*(English)*
Zbl 1011.62002

Springer Series in Statistics. New York, NY: Springer. x, 190 p. (2002).

This book deals with functional data analysis from a very applied point of view. In fact, it only considers case studies arising from collaborative research of the authors with a minimum of prerequisites. The contents is organized by 12 chapters. After the introduction, examples from criminology, economics, archaeology, rheumatology, psychology, neurophysiology, auxology (the study of human growth), meteorology, biomechanics, education and a study of a juggling statistician together with lots of figures illustrate what is meant by “applied functional data analysis”.
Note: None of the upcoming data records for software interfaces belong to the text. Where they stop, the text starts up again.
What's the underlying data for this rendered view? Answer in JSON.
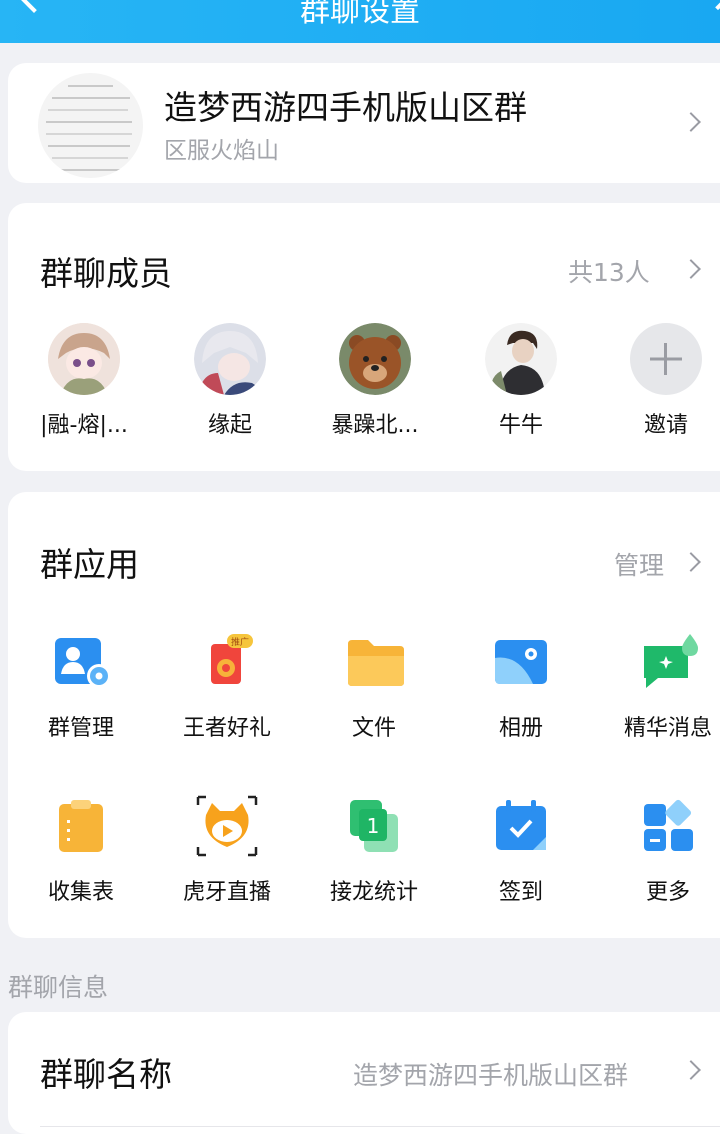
{
  "header": {
    "title": "群聊设置"
  },
  "group": {
    "name": "造梦西游四手机版山区群",
    "subtitle": "区服火焰山"
  },
  "members_section": {
    "title": "群聊成员",
    "count": "共13人",
    "members": [
      {
        "name": "|融-熔|..."
      },
      {
        "name": "缘起"
      },
      {
        "name": "暴躁北..."
      },
      {
        "name": "牛牛"
      },
      {
        "name": "邀请"
      }
    ]
  },
  "apps_section": {
    "title": "群应用",
    "manage": "管理",
    "apps": [
      {
        "label": "群管理",
        "icon": "group-manage-icon"
      },
      {
        "label": "王者好礼",
        "icon": "game-gift-icon",
        "badge": "推广"
      },
      {
        "label": "文件",
        "icon": "folder-icon"
      },
      {
        "label": "相册",
        "icon": "album-icon"
      },
      {
        "label": "精华消息",
        "icon": "essence-message-icon"
      },
      {
        "label": "收集表",
        "icon": "clipboard-icon"
      },
      {
        "label": "虎牙直播",
        "icon": "huya-live-icon"
      },
      {
        "label": "接龙统计",
        "icon": "solitaire-icon"
      },
      {
        "label": "签到",
        "icon": "checkin-calendar-icon"
      },
      {
        "label": "更多",
        "icon": "more-apps-icon"
      }
    ]
  },
  "info_section": {
    "label": "群聊信息",
    "name_row": {
      "label": "群聊名称",
      "value": "造梦西游四手机版山区群"
    }
  },
  "colors": {
    "accent": "#1aa9f2",
    "background": "#f0f1f5"
  }
}
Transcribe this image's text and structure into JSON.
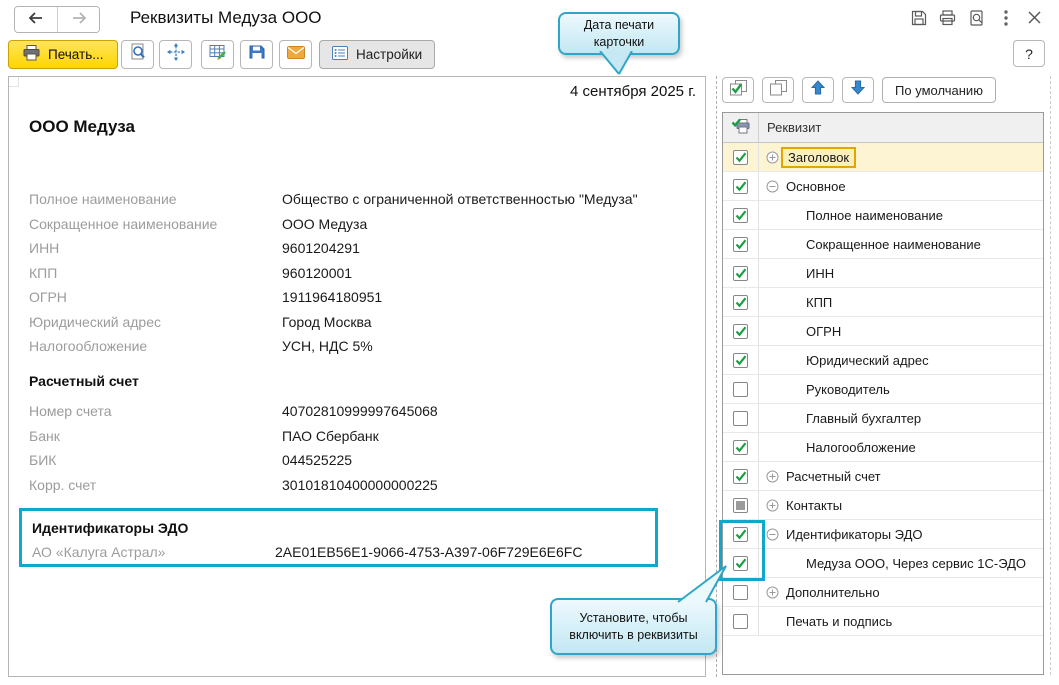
{
  "header": {
    "title": "Реквизиты Медуза ООО",
    "help_label": "?"
  },
  "toolbar": {
    "print_label": "Печать...",
    "settings_label": "Настройки"
  },
  "callouts": {
    "print_date": "Дата печати карточки",
    "enable_hint": "Установите, чтобы включить в реквизиты"
  },
  "document": {
    "date": "4 сентября 2025 г.",
    "company": "ООО Медуза",
    "fields": [
      {
        "label": "Полное наименование",
        "value": "Общество с ограниченной ответственностью \"Медуза\""
      },
      {
        "label": "Сокращенное наименование",
        "value": "ООО Медуза"
      },
      {
        "label": "ИНН",
        "value": "9601204291"
      },
      {
        "label": "КПП",
        "value": "960120001"
      },
      {
        "label": "ОГРН",
        "value": "1911964180951"
      },
      {
        "label": "Юридический адрес",
        "value": "Город Москва"
      },
      {
        "label": "Налогообложение",
        "value": "УСН, НДС 5%"
      }
    ],
    "bank_section": {
      "title": "Расчетный счет",
      "fields": [
        {
          "label": "Номер счета",
          "value": "40702810999997645068"
        },
        {
          "label": "Банк",
          "value": "ПАО Сбербанк"
        },
        {
          "label": "БИК",
          "value": "044525225"
        },
        {
          "label": "Корр. счет",
          "value": "30101810400000000225"
        }
      ]
    },
    "edo_section": {
      "title": "Идентификаторы ЭДО",
      "fields": [
        {
          "label": "АО «Калуга Астрал»",
          "value": "2AE01EB56E1-9066-4753-A397-06F729E6E6FC"
        }
      ]
    }
  },
  "right_panel": {
    "default_button": "По умолчанию",
    "column_header": "Реквизит",
    "rows": [
      {
        "label": "Заголовок",
        "level": 0,
        "state": "checked",
        "expander": "plus",
        "selected": true
      },
      {
        "label": "Основное",
        "level": 0,
        "state": "checked",
        "expander": "minus"
      },
      {
        "label": "Полное наименование",
        "level": 1,
        "state": "checked"
      },
      {
        "label": "Сокращенное наименование",
        "level": 1,
        "state": "checked"
      },
      {
        "label": "ИНН",
        "level": 1,
        "state": "checked"
      },
      {
        "label": "КПП",
        "level": 1,
        "state": "checked"
      },
      {
        "label": "ОГРН",
        "level": 1,
        "state": "checked"
      },
      {
        "label": "Юридический адрес",
        "level": 1,
        "state": "checked"
      },
      {
        "label": "Руководитель",
        "level": 1,
        "state": "unchecked"
      },
      {
        "label": "Главный бухгалтер",
        "level": 1,
        "state": "unchecked"
      },
      {
        "label": "Налогообложение",
        "level": 1,
        "state": "checked"
      },
      {
        "label": "Расчетный счет",
        "level": 0,
        "state": "checked",
        "expander": "plus"
      },
      {
        "label": "Контакты",
        "level": 0,
        "state": "partial",
        "expander": "plus"
      },
      {
        "label": "Идентификаторы ЭДО",
        "level": 0,
        "state": "checked",
        "expander": "minus"
      },
      {
        "label": "Медуза ООО, Через сервис 1С-ЭДО",
        "level": 1,
        "state": "checked"
      },
      {
        "label": "Дополнительно",
        "level": 0,
        "state": "unchecked",
        "expander": "plus"
      },
      {
        "label": "Печать и подпись",
        "level": 0,
        "state": "unchecked"
      }
    ]
  },
  "colors": {
    "teal_highlight": "#10a7ca",
    "selection_yellow": "#fcf4d3",
    "focus_orange": "#e2a600",
    "print_button_yellow": "#ffd600",
    "callout_blue": "#d9f1f9",
    "check_green": "#1c9e45"
  },
  "icons": {
    "back": "arrow-left",
    "forward": "arrow-right",
    "print_button": "printer",
    "toolbar": [
      "page-magnifier-preview",
      "crosshair-move",
      "table-edit",
      "floppy-save",
      "envelope-mail",
      "form-settings"
    ],
    "window": [
      "floppy-save",
      "printer",
      "page-magnifier-preview",
      "kebab-menu",
      "close-x"
    ],
    "right_toolbar": [
      "check-all-sheets",
      "uncheck-all-sheets",
      "arrow-up",
      "arrow-down"
    ],
    "table_header": "printer-with-check"
  }
}
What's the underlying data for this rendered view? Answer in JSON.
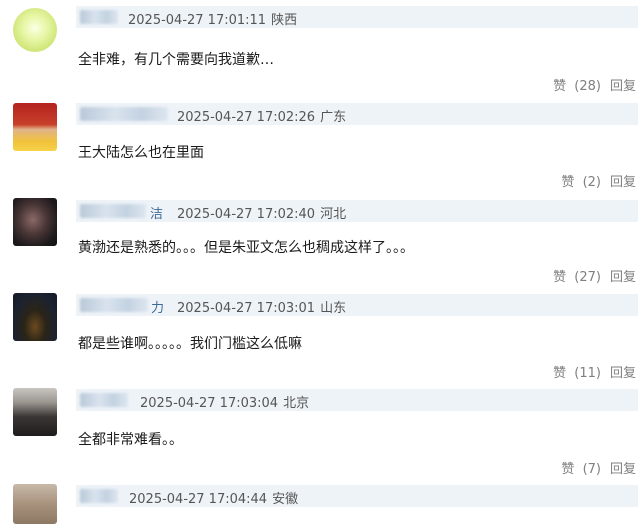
{
  "comments": [
    {
      "name_tail": "",
      "time": "2025-04-27 17:01:11",
      "location": "陕西",
      "text": "全非难，有几个需要向我道歉…",
      "like_label": "赞",
      "like_count": "(28)",
      "reply_label": "回复"
    },
    {
      "name_tail": "",
      "time": "2025-04-27 17:02:26",
      "location": "广东",
      "text": "王大陆怎么也在里面",
      "like_label": "赞",
      "like_count": "(2)",
      "reply_label": "回复"
    },
    {
      "name_tail": "洁",
      "time": "2025-04-27 17:02:40",
      "location": "河北",
      "text": "黄渤还是熟悉的。。。但是朱亚文怎么也稠成这样了。。。",
      "like_label": "赞",
      "like_count": "(27)",
      "reply_label": "回复"
    },
    {
      "name_tail": "力",
      "time": "2025-04-27 17:03:01",
      "location": "山东",
      "text": "都是些谁啊。。。。。我们门槛这么低嘛",
      "like_label": "赞",
      "like_count": "(11)",
      "reply_label": "回复"
    },
    {
      "name_tail": "",
      "time": "2025-04-27 17:03:04",
      "location": "北京",
      "text": "全都非常难看。。",
      "like_label": "赞",
      "like_count": "(7)",
      "reply_label": "回复"
    },
    {
      "name_tail": "",
      "time": "2025-04-27 17:04:44",
      "location": "安徽",
      "text": "",
      "like_label": "",
      "like_count": "",
      "reply_label": ""
    }
  ]
}
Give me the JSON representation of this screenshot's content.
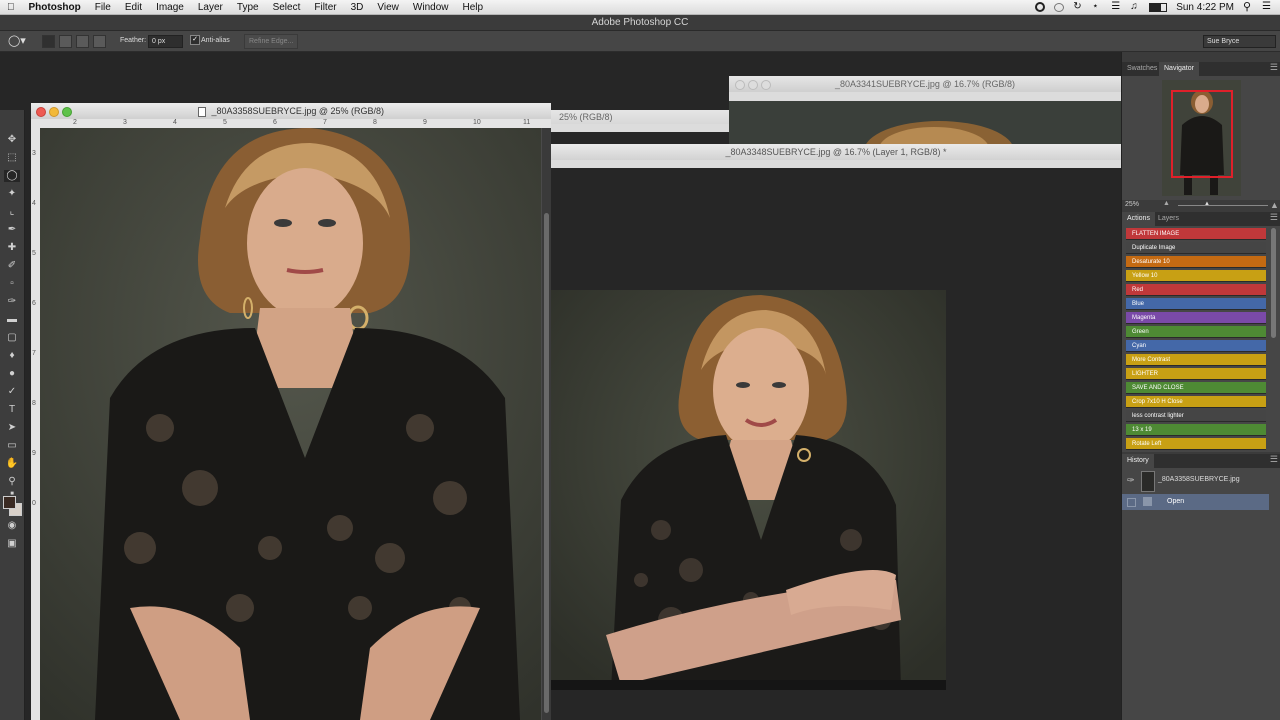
{
  "menubar": {
    "app": "Photoshop",
    "items": [
      "File",
      "Edit",
      "Image",
      "Layer",
      "Type",
      "Select",
      "Filter",
      "3D",
      "View",
      "Window",
      "Help"
    ],
    "clock": "Sun 4:22 PM"
  },
  "app_title": "Adobe Photoshop CC",
  "options": {
    "feather_label": "Feather:",
    "feather_value": "0 px",
    "anti_alias_label": "Anti-alias",
    "refine_edge_label": "Refine Edge...",
    "workspace": "Sue Bryce"
  },
  "documents": {
    "doc1_title": "_80A3358SUEBRYCE.jpg @ 25% (RGB/8)",
    "doc2_title": "_80A3341SUEBRYCE.jpg @ 16.7% (RGB/8)",
    "doc3_title": "_80A3348SUEBRYCE.jpg @ 16.7% (Layer 1, RGB/8) *",
    "doc_hidden_title": "25% (RGB/8)",
    "ruler_ticks": [
      "2",
      "3",
      "4",
      "5",
      "6",
      "7",
      "8",
      "9",
      "10",
      "11"
    ],
    "vruler_ticks": [
      "3",
      "4",
      "5",
      "6",
      "7",
      "8",
      "9",
      "0"
    ]
  },
  "navigator": {
    "tabs": [
      "Swatches",
      "Navigator"
    ],
    "zoom": "25%"
  },
  "actions": {
    "tabs": [
      "Actions",
      "Layers"
    ],
    "items": [
      {
        "label": "FLATTEN IMAGE",
        "color": "#c0383a"
      },
      {
        "label": "Duplicate Image",
        "color": "#454545"
      },
      {
        "label": "Desaturate 10",
        "color": "#c46a12"
      },
      {
        "label": "Yellow 10",
        "color": "#c8a014"
      },
      {
        "label": "Red",
        "color": "#c0383a"
      },
      {
        "label": "Blue",
        "color": "#4468a8"
      },
      {
        "label": "Magenta",
        "color": "#7a4aa8"
      },
      {
        "label": "Green",
        "color": "#4e8a34"
      },
      {
        "label": "Cyan",
        "color": "#4468a8"
      },
      {
        "label": "More Contrast",
        "color": "#c8a014"
      },
      {
        "label": "LIGHTER",
        "color": "#c8a014"
      },
      {
        "label": "SAVE AND CLOSE",
        "color": "#4e8a34"
      },
      {
        "label": "Crop 7x10 H Close",
        "color": "#c8a014"
      },
      {
        "label": "less contrast lighter",
        "color": "#454545"
      },
      {
        "label": "13 x 19",
        "color": "#4e8a34"
      },
      {
        "label": "Rotate Left",
        "color": "#c8a014"
      }
    ]
  },
  "history": {
    "tab": "History",
    "snapshot": "_80A3358SUEBRYCE.jpg",
    "state": "Open"
  }
}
Roughly speaking, the reader comes to the conclusion that functional data come in form of curves or functions rather than just numbers or vectors of numbers which are commonly met in applied statistics. This is what juggling, old bones, criminal careers and human growth patterns, etc., have in common. The mentioned case studies are accessible to workers in a wide range of disciplines. Moreover, there is an associated web site with MATLAB and S-PLUS implementations of the methods discussed which is accessible from the webpage http://www.springer-ny.com and provides annotated analyses of many of the data sets.

All in all, this book is not intended to be a research monograph and the presented mathematics is kept to a minimum. Therefore, the nonmathematically oriented audience will enjoy reading through it, whereas a mathematician will probably have some reservations.

Roughly speaking, the reader comes to the conclusion that functional data come in form of curves or functions rather than just numbers or vectors of numbers which are commonly met in applied statistics. This is what juggling, old bones, criminal careers and human growth patterns, etc., have in common. The mentioned case studies are accessible to workers in a wide range of disciplines. Moreover, there is an associated web site with MATLAB and S-PLUS implementations of the methods discussed which is accessible from the webpage http://www.springer-ny.com and provides annotated analyses of many of the data sets.

All in all, this book is not intended to be a research monograph and the presented mathematics is kept to a minimum. Therefore, the nonmathematically oriented audience will enjoy reading through it, whereas a mathematician will probably have some reservations.

Reviewer: Henri Schurz (Carbondale)